Around baseball:

Athletics: Signed reliever Brian Fuentes to a two year, $10.5 million deal, signed reliever Grant Balfour to a two year, $8.1 million deal and avoided arbitration with reliever Brad Ziegler (1/$1.25m).
Blue Jays: Avoided arbitration with Carlos Villanueva (1/$1.415m)
Cardinals: Avoided arbitration with pitcher Kyle McClellan and signed pitchers Miguel Batista and Ian Snell and infielder Ramon Vazquez to minor league deals.
Mets: Signed infielder/outfielder Willie Harris and catcher Raul Chavez to minor league deals.
Orioles: Avoided arbitration with outfielder Adam Jones (1/$3.25m).
Phillies: Avoided arbitration with outfielder Ben Francisco (1/$1.175m)
Pirates: Signed reliever Jose Veras to a minor league deal.
Reds: Signed Joey Votto to a three year, $38 million deal, avoiding arbitration.
Royals: Signed pitcher Bruce Chen to a one year deal worth $2 million plus incentives, signed pitcher Jeff Francis to a one year, $2 million deal and avoided arbitration with infielder Alex Gordon (1/$1.15m)
Tigers: Signed reliever Joel Zumaya to a one year, $1.4 million deal (avoiding arbitration) and signed outfielder Timo Perez to a minor league deal.
Twins: Avoided arbitration with infielder Alexi Casilla (1/$865k) and re-signed DH Jim Thome to a one year, $3 million deal.
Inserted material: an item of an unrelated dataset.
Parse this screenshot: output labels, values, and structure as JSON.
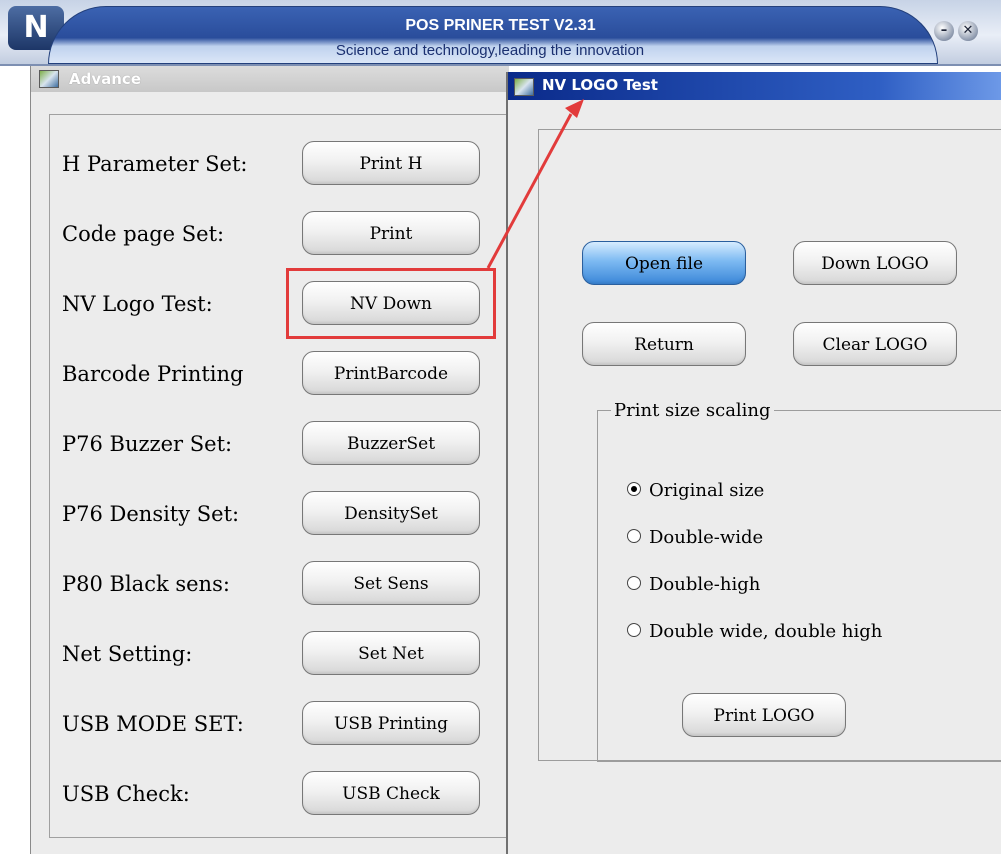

Today in former Brewer notes:

The Brewers are well represented here: Chris Jaffe of The Hardball Times made a list of the worst regular season game endings in major league history, and the Brewers have both a win (1998's Brant Brown game is #5) and a loss (a 1976 game against the Yankees at #1) on the list.

Here's an interesting note on aging players: In 2010, major leaguers combined to accomplish one of these feats 70 times:

  • Hit at least 35 home runs (6)
  • Drove in 100 runs (25)
  • Posted an OBP over .400 (9) or a slugging percentage over .500 (30) in 400+ plate appearances

Yet, as Jayson Stark notes, no player over 35 accomplished any of those things.

Now, a potentially ugly baseball economics note: The Dodgers' future remains in a state of disarray following the McCourts' divorce, and they've been forced to borrow money from Fox to cover operating expenses.

On this day in 2000, catcher David Nilsson signed with Chunichi in Japan, ending his major league career. The deal included a clause allowing Nilsson to leave the team to play in the Olympics in Sydney. Nilsson spent his entire major league career as a Brewer, hitting .284/.356/.461 with 105 home runs between 1992-99. His final year was arguably his best, as he hit .309/.400/.554 and made the All Star team. Nonetheless, he was done as a major leaguer at 30 years old.

With help from the B-Ref Play Index and, happy birthday over the weekend to:

Now, if you'll excuse me, I need to make a wish.

Drink up.